### Exercise instructions
Your answer should be the complete data, copied exactly.
--- Data extract ---
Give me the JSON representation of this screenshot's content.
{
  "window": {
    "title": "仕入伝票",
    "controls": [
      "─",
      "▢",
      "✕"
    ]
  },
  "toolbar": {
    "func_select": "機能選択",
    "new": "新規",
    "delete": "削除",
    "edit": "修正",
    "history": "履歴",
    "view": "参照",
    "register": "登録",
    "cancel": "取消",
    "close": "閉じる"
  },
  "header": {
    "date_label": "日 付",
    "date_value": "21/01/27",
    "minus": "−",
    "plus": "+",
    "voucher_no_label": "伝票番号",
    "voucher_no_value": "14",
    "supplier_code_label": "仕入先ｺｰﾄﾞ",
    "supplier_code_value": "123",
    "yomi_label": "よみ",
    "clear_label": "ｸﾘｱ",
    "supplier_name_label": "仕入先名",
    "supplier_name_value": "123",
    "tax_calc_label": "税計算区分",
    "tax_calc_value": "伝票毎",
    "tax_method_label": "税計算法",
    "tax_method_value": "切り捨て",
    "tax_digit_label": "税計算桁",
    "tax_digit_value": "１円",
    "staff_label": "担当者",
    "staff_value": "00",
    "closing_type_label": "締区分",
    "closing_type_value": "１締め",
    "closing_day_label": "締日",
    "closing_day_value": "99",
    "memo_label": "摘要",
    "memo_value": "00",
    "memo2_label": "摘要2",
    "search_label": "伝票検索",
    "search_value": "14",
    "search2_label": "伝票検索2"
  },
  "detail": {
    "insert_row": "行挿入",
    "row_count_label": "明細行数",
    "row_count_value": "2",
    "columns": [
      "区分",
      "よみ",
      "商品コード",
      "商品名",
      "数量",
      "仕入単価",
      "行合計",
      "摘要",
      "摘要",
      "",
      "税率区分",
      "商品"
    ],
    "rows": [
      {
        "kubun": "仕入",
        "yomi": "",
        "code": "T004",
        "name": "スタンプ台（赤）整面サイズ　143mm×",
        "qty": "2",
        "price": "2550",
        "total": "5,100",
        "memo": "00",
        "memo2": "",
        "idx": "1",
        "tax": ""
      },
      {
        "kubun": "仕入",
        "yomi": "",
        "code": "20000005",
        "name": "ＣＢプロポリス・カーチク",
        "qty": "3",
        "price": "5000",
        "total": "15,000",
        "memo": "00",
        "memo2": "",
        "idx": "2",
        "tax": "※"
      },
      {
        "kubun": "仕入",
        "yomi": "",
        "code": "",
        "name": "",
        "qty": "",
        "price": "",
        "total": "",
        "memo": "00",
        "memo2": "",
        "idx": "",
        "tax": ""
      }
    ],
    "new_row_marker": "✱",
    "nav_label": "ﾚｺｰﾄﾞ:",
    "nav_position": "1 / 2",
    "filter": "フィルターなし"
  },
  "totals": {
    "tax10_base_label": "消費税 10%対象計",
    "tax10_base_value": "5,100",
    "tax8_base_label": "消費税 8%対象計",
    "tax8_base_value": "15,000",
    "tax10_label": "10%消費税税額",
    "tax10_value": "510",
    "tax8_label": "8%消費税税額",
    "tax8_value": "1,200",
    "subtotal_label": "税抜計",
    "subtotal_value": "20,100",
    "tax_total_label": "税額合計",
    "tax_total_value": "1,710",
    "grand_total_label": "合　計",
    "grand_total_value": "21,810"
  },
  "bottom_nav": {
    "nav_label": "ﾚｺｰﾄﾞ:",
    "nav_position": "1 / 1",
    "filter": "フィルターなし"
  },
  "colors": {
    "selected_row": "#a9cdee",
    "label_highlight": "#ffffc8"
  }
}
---
### Result
Give me the JSON representation of this screenshot's content.
{
  "window": {
    "title": "仕入伝票",
    "controls": [
      "─",
      "▢",
      "✕"
    ]
  },
  "toolbar": {
    "func_select": "機能選択",
    "new": "新規",
    "delete": "削除",
    "edit": "修正",
    "history": "履歴",
    "view": "参照",
    "register": "登録",
    "cancel": "取消",
    "close": "閉じる"
  },
  "header": {
    "date_label": "日 付",
    "date_value": "21/01/27",
    "minus": "−",
    "plus": "+",
    "voucher_no_label": "伝票番号",
    "voucher_no_value": "14",
    "supplier_code_label": "仕入先ｺｰﾄﾞ",
    "supplier_code_value": "123",
    "yomi_label": "よみ",
    "clear_label": "ｸﾘｱ",
    "supplier_name_label": "仕入先名",
    "supplier_name_value": "123",
    "tax_calc_label": "税計算区分",
    "tax_calc_value": "伝票毎",
    "tax_method_label": "税計算法",
    "tax_method_value": "切り捨て",
    "tax_digit_label": "税計算桁",
    "tax_digit_value": "１円",
    "staff_label": "担当者",
    "staff_value": "00",
    "closing_type_label": "締区分",
    "closing_type_value": "１締め",
    "closing_day_label": "締日",
    "closing_day_value": "99",
    "memo_label": "摘要",
    "memo_value": "00",
    "memo2_label": "摘要2",
    "search_label": "伝票検索",
    "search_value": "14",
    "search2_label": "伝票検索2"
  },
  "detail": {
    "insert_row": "行挿入",
    "row_count_label": "明細行数",
    "row_count_value": "2",
    "columns": [
      "区分",
      "よみ",
      "商品コード",
      "商品名",
      "数量",
      "仕入単価",
      "行合計",
      "摘要",
      "摘要",
      "",
      "税率区分",
      "商品"
    ],
    "rows": [
      {
        "kubun": "仕入",
        "yomi": "",
        "code": "T004",
        "name": "スタンプ台（赤）整面サイズ　143mm×",
        "qty": "2",
        "price": "2550",
        "total": "5,100",
        "memo": "00",
        "memo2": "",
        "idx": "1",
        "tax": ""
      },
      {
        "kubun": "仕入",
        "yomi": "",
        "code": "20000005",
        "name": "ＣＢプロポリス・カーチク",
        "qty": "3",
        "price": "5000",
        "total": "15,000",
        "memo": "00",
        "memo2": "",
        "idx": "2",
        "tax": "※"
      },
      {
        "kubun": "仕入",
        "yomi": "",
        "code": "",
        "name": "",
        "qty": "",
        "price": "",
        "total": "",
        "memo": "00",
        "memo2": "",
        "idx": "",
        "tax": ""
      }
    ],
    "new_row_marker": "✱",
    "nav_label": "ﾚｺｰﾄﾞ:",
    "nav_position": "1 / 2",
    "filter": "フィルターなし"
  },
  "totals": {
    "tax10_base_label": "消費税 10%対象計",
    "tax10_base_value": "5,100",
    "tax8_base_label": "消費税 8%対象計",
    "tax8_base_value": "15,000",
    "tax10_label": "10%消費税税額",
    "tax10_value": "510",
    "tax8_label": "8%消費税税額",
    "tax8_value": "1,200",
    "subtotal_label": "税抜計",
    "subtotal_value": "20,100",
    "tax_total_label": "税額合計",
    "tax_total_value": "1,710",
    "grand_total_label": "合　計",
    "grand_total_value": "21,810"
  },
  "bottom_nav": {
    "nav_label": "ﾚｺｰﾄﾞ:",
    "nav_position": "1 / 1",
    "filter": "フィルターなし"
  },
  "colors": {
    "selected_row": "#a9cdee",
    "label_highlight": "#ffffc8"
  }
}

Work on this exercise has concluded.